Paving the way for more residential housing units in Downtown Lafayette is the centerpiece of a recently released Action Plan put together by the planning firm that helped created the Comprehensive Plan for the city in concert with stakeholders who attended a series of events to offer their input and help shape it.
“The intent of the Downtown Action Plan is to provide residents of the Acadiana region the option of high-quality city living,” the document says in an overview. “This means continuing the transformation of the downtown into the most convenient, vibrant, eclectic and charming urban center in the region. The accomplishment of this goal within the next ten years is not only critical for the region to effectively compete with other regions for residents and businesses, but also to provide an amenity for everyone in Acadiana to enjoy.”
Released earlier this week, the plan emphasizes the creation of a residential component the area has been lacking — a component that in a broader sense will help create a critical mass of demand for amenities and a means of sustaining them. Expanding the StreetScape project, which transformed Jefferson Street more than a decade ago, to the rest of the downtown is also envisioned in the plan, as well as encouraging an aesthetic transformation of the area by encouraging and curating specific types of development through the Downtown Development Authority’s, a one-stop shop for property owners and developers who will be able to avail themselves of free consultation services — from vision to ribbon cutting — of Geoff Dyer, DDA’s new director of design.
The plan also calls for an upgrade to the area’s 20th century parking, which in its current state will not meet the needs of a growing population and needs a technological infusion to not only meet demand but generate revenue more effectively. Modern parking meters that accept debit cards and interface with smartphones is one way; basing parking rates on supply and demand — higher rates at peak parking times, lower rates when demand is low — is another. And the plan wags a finger at Downtown Lafayette’s three ugly, exposed parking towers, calling instead for off-street parking that is invisible to residents and merchants in the district.
The plan even calls for lowering the speed limit to 25 miles per hour on the three major thoroughfares that skirt Downtown — University, Johnston and Congress/2nd — and makes a good case for it.
The plan summarizes its goals in a condensed vision statement:
Twenty years from now, the implementation of this Plan will have redefined downtown Lafayette in four fundamental ways:
1. As the Heartbeat of Acadiana

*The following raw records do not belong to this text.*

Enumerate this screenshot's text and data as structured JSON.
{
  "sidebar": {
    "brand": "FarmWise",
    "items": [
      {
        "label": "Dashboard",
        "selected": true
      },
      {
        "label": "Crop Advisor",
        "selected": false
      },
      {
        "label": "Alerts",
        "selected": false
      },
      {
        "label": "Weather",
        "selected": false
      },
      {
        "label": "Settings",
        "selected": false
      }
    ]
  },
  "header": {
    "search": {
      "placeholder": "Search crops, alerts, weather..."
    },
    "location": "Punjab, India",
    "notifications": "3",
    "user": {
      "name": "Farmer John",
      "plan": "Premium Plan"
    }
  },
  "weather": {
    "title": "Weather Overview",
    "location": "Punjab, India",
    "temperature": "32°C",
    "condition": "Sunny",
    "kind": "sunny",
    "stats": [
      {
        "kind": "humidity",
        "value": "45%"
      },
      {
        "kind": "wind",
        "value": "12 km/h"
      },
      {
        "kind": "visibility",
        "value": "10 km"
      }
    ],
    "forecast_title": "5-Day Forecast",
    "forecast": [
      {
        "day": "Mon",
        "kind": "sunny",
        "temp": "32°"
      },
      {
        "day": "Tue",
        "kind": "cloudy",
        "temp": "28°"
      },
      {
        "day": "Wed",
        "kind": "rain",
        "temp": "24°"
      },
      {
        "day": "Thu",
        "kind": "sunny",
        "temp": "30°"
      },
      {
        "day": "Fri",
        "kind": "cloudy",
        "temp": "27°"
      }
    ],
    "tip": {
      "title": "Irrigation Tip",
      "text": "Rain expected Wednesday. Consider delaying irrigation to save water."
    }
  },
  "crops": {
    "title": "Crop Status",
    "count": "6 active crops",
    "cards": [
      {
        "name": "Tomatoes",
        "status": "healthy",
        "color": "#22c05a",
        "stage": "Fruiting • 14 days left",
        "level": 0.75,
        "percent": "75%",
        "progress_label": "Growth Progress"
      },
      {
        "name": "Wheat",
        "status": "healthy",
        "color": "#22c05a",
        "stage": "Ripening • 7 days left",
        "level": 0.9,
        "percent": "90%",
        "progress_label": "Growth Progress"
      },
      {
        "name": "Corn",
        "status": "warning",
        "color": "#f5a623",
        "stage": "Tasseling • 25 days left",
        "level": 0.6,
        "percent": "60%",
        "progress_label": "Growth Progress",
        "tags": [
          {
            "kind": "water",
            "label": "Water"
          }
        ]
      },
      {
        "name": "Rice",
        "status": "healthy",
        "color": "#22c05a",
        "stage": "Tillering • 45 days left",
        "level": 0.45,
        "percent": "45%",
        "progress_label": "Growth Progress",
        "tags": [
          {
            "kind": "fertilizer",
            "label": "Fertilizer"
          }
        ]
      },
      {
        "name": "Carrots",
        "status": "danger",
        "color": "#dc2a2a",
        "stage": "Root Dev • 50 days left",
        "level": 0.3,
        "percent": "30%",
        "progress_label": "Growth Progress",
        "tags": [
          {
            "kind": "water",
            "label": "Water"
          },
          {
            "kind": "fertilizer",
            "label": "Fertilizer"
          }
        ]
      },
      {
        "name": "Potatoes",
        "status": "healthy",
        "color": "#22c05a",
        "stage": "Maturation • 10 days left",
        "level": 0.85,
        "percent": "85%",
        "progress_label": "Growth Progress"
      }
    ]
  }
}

2. As a Vibrant Urban Place
3. As a Thriving “Urban Neighborhood”
4. As a Dynamic, Connected Center
See the entire Downtown Action Plan here.
|From the plan: encouraging facade-to-roadway ratios that are pleasing to the eye|